**Work item**: Where a line of the entries below includes the string "title", count it. Give only the resulting number.

[Dataset rows for apps and sites]
.....
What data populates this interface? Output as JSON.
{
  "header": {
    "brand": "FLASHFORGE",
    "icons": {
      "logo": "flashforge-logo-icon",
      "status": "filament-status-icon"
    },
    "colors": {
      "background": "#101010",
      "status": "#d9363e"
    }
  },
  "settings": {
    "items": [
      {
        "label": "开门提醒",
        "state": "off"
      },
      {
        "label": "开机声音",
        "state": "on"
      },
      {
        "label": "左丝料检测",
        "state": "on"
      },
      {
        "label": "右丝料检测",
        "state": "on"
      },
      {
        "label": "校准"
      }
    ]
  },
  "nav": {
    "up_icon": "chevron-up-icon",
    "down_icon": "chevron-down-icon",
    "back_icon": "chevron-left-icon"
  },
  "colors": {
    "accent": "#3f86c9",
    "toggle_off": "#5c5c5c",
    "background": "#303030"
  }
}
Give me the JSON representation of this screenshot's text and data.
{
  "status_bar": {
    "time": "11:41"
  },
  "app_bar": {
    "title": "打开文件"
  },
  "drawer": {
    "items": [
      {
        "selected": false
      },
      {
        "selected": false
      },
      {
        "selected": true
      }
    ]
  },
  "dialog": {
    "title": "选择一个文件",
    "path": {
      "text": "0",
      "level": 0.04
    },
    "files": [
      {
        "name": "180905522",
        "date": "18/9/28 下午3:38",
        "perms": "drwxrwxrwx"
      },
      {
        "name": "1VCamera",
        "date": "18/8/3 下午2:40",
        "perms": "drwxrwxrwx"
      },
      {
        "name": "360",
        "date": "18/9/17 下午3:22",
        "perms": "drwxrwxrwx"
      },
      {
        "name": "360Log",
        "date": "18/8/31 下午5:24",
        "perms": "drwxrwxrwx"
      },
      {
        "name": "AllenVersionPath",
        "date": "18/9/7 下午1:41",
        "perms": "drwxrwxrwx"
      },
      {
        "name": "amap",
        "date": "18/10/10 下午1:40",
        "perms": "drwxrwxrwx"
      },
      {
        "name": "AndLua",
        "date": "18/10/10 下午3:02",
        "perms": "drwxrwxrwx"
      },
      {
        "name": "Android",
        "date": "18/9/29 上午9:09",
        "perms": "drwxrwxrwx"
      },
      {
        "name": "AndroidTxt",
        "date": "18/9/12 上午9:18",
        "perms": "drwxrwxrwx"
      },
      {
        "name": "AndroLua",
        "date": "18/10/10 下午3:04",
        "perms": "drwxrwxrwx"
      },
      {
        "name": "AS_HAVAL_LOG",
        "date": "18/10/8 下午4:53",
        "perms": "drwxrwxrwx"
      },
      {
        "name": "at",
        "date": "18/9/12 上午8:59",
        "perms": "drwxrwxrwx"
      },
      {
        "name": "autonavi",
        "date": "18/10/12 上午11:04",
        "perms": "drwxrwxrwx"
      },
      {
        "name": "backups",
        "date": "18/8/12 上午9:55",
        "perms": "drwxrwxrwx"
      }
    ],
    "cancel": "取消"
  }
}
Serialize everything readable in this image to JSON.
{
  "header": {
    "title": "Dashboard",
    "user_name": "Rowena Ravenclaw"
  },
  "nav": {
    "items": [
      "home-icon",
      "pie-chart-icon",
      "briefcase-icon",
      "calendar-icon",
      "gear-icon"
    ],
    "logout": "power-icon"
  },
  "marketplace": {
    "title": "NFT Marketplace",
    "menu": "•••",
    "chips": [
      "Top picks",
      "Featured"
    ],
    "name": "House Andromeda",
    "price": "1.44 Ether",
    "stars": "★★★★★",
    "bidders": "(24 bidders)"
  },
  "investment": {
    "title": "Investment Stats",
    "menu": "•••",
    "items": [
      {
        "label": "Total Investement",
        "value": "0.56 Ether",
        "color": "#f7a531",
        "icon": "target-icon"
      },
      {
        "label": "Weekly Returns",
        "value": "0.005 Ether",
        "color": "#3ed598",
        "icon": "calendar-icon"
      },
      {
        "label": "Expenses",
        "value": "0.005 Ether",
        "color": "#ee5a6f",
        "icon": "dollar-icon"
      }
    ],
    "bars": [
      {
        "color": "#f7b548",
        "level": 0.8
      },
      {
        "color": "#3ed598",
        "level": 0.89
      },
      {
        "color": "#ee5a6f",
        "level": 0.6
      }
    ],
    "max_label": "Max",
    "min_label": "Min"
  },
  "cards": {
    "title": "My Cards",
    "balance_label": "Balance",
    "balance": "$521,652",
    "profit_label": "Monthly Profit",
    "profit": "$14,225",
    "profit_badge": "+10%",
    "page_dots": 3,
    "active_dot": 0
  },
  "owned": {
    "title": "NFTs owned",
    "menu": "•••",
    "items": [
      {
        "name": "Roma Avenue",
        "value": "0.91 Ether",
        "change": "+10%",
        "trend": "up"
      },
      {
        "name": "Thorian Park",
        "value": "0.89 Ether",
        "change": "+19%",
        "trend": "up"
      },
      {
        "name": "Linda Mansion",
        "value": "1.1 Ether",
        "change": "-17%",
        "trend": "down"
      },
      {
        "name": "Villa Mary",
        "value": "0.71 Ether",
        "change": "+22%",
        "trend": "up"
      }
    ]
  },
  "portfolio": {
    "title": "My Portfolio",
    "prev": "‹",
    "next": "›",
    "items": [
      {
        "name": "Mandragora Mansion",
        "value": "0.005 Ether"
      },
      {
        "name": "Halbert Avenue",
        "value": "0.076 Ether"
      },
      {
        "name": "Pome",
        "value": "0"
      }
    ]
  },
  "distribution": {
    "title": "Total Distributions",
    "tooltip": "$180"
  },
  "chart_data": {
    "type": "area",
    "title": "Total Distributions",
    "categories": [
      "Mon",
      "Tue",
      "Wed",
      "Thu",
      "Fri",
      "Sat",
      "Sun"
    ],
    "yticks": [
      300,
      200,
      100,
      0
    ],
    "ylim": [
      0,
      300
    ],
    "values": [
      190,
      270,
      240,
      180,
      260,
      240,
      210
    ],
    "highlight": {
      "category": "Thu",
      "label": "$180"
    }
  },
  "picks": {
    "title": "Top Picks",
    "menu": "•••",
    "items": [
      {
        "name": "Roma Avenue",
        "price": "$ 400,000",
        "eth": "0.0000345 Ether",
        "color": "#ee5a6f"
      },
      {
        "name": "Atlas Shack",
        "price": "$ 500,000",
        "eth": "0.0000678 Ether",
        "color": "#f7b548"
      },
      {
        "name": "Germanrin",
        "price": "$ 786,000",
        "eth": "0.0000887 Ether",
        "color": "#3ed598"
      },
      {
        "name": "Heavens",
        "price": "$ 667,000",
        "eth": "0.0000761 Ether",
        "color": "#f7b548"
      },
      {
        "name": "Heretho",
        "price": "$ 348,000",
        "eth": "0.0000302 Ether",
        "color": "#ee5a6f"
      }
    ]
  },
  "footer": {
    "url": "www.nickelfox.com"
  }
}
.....
**Reply to the task**: 11